• [About this exercise]: What you return must be every line below that includes the word "Ceremony".

[Saved data entries]
>>>

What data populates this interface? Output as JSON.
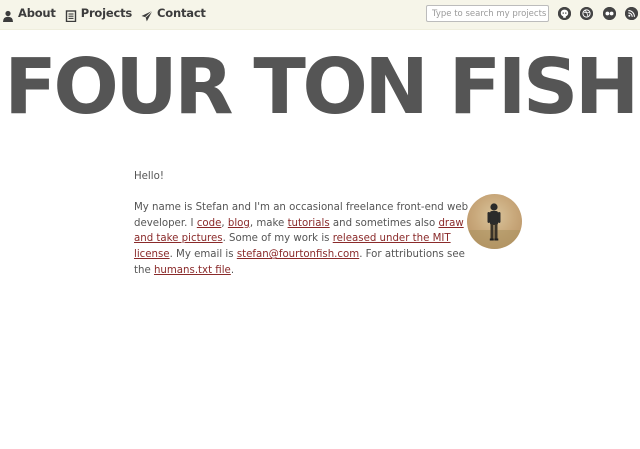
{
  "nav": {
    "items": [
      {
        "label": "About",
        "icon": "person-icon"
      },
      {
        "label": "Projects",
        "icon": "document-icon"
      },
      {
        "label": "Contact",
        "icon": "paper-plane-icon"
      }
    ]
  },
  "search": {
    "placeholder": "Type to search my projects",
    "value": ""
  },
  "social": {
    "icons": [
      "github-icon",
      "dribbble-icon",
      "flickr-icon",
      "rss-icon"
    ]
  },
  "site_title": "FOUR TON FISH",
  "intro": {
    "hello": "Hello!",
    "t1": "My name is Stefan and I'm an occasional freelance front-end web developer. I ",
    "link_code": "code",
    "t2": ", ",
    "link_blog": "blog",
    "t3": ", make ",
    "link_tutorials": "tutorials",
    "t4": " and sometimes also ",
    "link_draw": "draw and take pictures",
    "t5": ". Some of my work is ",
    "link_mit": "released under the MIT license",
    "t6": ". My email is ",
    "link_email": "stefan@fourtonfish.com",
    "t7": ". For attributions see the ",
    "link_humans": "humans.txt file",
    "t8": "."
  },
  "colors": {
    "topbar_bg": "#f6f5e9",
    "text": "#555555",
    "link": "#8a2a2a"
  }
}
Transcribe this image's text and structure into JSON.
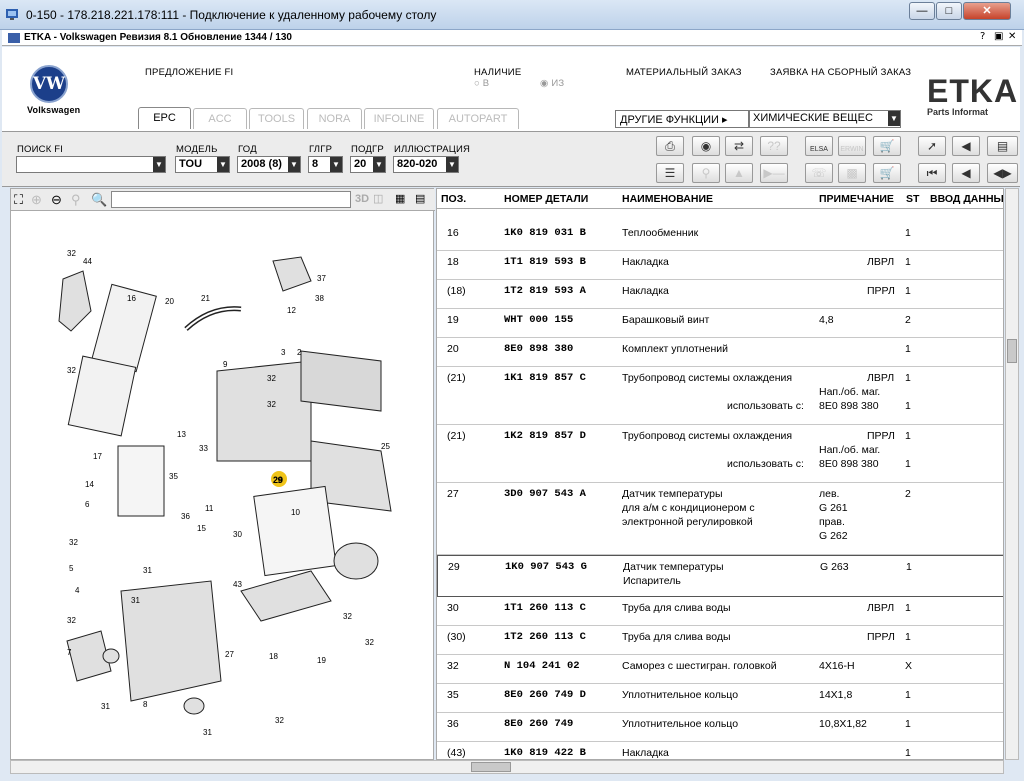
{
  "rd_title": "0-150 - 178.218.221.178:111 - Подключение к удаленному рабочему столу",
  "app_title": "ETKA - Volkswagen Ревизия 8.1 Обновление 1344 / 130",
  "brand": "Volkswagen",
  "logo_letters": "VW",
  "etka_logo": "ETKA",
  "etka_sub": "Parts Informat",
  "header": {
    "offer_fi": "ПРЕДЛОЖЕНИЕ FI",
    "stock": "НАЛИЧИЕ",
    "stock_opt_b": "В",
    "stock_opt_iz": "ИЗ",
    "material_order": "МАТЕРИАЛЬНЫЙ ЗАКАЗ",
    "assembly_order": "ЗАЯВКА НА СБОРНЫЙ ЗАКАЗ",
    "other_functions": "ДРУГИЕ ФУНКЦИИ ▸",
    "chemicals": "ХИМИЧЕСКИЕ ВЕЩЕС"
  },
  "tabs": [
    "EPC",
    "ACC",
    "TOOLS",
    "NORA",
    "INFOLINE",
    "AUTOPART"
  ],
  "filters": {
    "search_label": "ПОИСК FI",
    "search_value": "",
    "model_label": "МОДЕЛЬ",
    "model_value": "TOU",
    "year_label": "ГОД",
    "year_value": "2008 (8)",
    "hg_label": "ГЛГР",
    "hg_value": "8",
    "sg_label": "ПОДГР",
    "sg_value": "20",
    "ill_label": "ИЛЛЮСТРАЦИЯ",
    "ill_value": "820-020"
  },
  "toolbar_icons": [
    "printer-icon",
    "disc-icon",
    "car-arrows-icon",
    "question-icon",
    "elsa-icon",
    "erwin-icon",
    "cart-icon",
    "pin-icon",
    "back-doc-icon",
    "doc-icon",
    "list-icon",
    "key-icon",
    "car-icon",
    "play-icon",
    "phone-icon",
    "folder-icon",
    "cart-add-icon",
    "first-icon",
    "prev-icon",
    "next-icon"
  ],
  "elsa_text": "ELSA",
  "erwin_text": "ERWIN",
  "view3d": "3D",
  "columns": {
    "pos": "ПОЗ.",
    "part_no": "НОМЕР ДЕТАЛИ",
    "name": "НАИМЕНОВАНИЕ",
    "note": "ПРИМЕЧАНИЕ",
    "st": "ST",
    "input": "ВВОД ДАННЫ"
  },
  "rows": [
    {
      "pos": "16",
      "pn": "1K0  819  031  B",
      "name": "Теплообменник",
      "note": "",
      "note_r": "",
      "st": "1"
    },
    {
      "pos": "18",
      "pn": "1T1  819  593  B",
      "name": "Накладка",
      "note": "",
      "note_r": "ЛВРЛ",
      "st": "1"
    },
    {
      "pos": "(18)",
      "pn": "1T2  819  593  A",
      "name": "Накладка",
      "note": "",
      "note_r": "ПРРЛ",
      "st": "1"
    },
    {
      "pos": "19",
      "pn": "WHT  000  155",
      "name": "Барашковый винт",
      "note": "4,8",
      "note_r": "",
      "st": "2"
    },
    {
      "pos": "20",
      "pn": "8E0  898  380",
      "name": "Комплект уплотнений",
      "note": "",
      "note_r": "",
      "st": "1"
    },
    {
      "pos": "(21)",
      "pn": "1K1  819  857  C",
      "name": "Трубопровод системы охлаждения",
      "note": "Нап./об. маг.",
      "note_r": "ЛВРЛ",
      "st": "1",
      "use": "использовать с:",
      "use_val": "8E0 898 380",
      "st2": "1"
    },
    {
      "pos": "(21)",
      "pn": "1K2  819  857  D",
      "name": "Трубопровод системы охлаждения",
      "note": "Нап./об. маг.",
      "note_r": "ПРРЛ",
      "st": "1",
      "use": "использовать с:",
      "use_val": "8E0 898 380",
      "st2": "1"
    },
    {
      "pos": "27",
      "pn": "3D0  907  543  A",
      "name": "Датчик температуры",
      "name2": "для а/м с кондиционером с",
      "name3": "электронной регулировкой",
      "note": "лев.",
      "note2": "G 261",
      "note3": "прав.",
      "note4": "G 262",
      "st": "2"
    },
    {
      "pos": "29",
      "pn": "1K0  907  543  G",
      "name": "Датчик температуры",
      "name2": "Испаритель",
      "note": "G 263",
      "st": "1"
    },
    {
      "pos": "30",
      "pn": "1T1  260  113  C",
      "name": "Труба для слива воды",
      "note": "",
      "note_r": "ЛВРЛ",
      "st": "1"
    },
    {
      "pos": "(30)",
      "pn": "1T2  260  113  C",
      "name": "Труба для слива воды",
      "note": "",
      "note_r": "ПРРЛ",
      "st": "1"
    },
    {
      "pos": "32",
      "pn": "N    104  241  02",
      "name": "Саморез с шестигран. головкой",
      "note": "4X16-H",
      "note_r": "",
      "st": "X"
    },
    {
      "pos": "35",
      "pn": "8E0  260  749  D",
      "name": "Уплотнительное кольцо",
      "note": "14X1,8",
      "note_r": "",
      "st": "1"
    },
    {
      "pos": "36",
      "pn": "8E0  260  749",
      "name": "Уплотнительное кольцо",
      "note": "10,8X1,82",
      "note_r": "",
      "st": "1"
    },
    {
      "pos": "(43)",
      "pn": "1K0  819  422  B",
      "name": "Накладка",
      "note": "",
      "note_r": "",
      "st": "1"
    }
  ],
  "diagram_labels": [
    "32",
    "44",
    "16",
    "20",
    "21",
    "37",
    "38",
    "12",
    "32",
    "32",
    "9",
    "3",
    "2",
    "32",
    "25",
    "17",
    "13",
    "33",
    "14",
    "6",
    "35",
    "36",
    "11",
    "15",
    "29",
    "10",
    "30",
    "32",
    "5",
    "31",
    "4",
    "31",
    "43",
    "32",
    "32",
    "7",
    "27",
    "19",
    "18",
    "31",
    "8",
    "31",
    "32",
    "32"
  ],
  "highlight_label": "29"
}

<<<
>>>

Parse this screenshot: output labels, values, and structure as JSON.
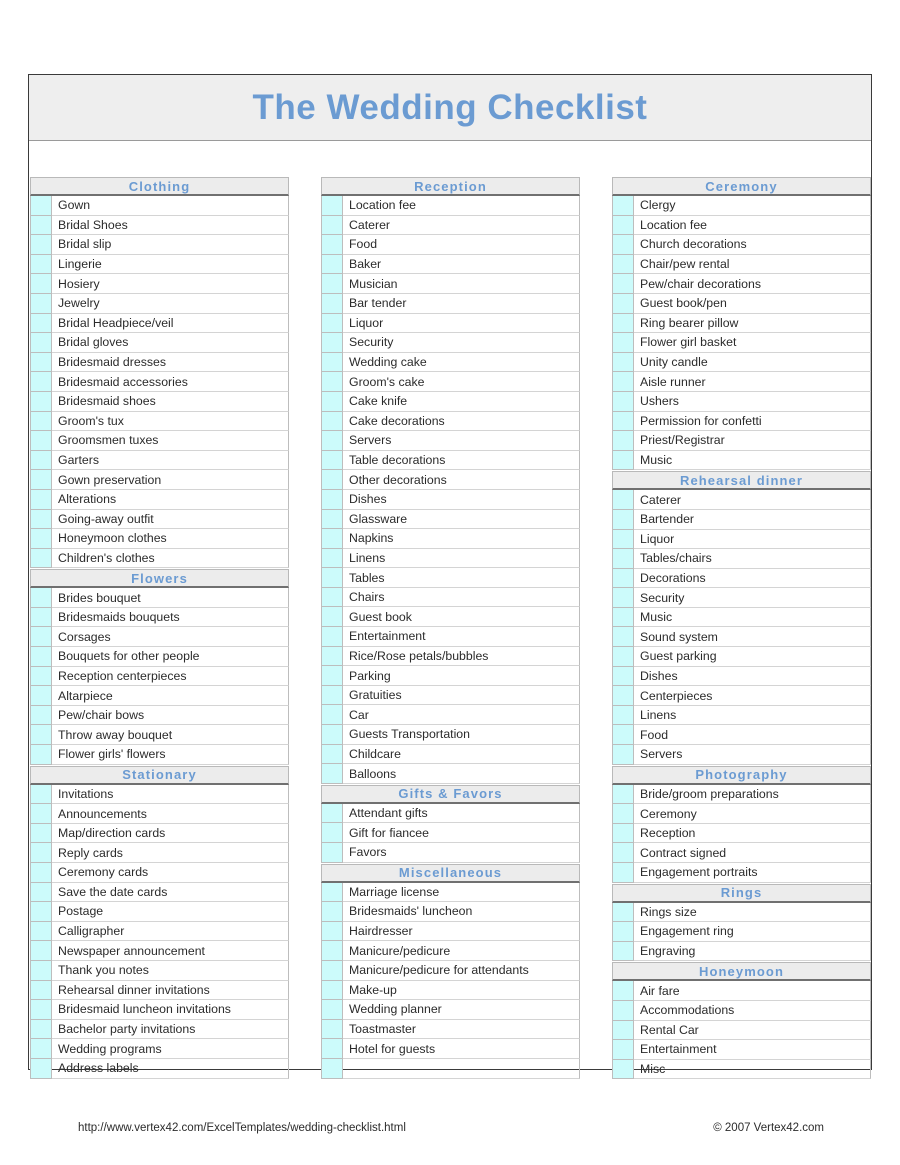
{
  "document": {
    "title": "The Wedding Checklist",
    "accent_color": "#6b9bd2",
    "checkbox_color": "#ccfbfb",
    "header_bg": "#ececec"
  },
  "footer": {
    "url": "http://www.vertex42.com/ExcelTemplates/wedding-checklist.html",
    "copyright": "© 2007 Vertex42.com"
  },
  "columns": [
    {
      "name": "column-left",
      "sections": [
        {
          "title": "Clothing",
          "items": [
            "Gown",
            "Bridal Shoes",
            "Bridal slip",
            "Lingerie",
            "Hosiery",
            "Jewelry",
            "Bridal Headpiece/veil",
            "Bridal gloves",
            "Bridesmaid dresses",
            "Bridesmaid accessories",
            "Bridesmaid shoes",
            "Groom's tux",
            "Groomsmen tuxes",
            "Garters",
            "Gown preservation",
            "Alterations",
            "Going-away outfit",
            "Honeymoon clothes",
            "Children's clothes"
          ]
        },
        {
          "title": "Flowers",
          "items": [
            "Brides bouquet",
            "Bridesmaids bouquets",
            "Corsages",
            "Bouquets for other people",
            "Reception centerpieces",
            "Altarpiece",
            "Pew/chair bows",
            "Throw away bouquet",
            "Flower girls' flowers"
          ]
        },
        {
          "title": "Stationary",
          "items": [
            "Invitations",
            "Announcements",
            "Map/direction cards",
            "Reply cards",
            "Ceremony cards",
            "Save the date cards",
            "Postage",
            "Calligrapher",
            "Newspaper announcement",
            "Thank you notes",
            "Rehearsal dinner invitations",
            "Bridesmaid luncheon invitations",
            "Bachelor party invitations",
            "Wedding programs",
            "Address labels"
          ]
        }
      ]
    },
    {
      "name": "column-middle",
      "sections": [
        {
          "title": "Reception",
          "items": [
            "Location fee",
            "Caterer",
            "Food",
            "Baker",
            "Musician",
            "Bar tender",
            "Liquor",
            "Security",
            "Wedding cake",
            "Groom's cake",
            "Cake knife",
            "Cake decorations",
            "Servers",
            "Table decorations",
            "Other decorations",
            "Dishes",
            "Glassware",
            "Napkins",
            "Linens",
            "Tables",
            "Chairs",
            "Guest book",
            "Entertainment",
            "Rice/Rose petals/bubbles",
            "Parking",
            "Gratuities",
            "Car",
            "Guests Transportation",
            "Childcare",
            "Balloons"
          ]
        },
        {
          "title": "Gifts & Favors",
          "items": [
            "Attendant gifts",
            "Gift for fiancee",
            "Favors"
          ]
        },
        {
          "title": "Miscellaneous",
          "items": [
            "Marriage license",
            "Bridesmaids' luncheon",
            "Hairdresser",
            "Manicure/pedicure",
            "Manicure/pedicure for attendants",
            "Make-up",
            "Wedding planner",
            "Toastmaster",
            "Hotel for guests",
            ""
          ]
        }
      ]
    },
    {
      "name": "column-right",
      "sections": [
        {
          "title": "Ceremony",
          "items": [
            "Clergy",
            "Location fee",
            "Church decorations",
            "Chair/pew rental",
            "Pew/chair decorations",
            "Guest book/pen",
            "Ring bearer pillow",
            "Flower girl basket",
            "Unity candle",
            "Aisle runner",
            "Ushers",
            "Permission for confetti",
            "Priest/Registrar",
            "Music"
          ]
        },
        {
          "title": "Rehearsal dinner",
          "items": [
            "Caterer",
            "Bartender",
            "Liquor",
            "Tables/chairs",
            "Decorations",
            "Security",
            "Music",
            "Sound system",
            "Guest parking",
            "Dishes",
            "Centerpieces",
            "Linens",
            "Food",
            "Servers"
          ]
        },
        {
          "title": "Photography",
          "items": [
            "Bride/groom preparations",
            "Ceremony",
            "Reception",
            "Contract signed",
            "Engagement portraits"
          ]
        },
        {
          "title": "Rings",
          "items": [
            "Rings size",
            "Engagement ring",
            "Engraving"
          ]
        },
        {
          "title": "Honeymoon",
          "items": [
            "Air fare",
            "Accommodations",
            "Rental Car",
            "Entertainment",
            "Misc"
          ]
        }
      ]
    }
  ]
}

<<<

• [Task response]:
            "Ceremony cards",
          "title": "Ceremony",
            "Ceremony",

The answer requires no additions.